● **Directions for this task**: When a line of the entries contains "Final", please list that line.

:: Given records

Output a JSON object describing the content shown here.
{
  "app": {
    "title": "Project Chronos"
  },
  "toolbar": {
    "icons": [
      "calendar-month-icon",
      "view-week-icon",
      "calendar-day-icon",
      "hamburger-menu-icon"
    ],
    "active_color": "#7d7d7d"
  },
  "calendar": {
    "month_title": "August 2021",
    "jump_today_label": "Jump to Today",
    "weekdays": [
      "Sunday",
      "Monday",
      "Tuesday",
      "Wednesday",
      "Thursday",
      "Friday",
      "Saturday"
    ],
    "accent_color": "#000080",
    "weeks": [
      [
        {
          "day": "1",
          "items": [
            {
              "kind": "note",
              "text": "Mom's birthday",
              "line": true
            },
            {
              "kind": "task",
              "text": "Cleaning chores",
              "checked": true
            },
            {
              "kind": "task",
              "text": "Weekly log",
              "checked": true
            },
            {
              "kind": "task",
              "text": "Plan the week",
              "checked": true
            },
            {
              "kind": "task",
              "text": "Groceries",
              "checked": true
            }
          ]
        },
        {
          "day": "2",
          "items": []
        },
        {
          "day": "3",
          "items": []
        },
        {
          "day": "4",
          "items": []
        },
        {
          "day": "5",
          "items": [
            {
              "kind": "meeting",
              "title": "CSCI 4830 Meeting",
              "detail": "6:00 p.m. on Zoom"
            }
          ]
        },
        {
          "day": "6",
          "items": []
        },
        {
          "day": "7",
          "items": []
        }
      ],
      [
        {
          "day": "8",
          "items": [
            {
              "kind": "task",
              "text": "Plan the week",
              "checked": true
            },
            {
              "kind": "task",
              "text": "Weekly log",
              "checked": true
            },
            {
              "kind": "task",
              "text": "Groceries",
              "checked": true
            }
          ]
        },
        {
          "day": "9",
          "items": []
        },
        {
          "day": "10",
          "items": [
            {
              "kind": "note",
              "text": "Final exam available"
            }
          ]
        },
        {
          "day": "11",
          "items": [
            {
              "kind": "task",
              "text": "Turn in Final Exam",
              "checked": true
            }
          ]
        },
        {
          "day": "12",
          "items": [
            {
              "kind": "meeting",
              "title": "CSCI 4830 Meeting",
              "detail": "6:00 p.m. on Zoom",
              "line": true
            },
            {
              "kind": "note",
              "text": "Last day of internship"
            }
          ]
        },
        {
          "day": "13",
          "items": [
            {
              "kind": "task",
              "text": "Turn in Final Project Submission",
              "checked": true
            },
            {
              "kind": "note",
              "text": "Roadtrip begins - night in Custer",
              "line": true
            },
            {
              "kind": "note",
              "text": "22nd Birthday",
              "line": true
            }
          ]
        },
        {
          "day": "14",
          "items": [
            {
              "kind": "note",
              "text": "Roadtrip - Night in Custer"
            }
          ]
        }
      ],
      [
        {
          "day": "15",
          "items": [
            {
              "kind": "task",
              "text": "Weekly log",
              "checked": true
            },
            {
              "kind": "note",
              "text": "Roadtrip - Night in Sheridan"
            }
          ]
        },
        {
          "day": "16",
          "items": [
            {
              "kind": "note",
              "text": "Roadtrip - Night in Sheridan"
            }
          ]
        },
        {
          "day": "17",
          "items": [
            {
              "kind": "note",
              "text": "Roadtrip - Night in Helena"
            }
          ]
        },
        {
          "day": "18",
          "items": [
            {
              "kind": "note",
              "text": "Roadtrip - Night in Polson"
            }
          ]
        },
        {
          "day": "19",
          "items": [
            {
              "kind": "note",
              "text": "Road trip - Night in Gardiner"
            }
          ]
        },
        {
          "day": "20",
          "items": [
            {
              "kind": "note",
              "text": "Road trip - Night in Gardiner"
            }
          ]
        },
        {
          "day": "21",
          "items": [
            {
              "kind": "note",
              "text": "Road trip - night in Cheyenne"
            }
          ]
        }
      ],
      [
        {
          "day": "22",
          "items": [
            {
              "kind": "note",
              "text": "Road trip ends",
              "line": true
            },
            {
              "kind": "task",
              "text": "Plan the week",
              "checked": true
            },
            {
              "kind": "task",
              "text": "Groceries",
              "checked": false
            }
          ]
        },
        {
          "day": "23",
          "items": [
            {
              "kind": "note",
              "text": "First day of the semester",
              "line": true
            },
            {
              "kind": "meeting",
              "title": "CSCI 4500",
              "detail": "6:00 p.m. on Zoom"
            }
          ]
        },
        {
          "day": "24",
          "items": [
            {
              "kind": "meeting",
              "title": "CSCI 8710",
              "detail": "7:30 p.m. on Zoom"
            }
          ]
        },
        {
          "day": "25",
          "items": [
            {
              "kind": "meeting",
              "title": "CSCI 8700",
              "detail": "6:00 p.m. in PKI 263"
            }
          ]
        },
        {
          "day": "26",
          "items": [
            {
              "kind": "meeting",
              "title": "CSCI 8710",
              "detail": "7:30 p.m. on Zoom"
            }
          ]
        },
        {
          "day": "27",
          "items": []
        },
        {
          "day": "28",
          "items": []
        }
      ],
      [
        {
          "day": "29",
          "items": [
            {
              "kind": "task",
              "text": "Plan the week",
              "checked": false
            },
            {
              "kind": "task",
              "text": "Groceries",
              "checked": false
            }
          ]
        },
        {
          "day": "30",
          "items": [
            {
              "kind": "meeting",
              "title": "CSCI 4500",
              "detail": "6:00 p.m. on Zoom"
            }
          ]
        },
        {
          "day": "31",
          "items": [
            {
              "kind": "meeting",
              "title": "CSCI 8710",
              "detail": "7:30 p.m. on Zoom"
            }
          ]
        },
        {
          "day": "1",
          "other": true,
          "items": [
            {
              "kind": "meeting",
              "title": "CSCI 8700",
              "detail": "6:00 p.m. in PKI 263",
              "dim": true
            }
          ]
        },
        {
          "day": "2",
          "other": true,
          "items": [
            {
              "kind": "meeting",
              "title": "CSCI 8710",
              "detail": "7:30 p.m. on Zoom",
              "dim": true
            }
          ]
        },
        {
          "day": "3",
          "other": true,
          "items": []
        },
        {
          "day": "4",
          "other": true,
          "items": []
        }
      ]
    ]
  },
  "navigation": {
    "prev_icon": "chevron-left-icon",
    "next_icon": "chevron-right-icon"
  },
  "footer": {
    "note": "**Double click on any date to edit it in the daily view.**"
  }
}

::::

● **Reply to the exercise**:
              "text": "Final exam available"
              "text": "Turn in Final Exam",
              "text": "Turn in Final Project Submission",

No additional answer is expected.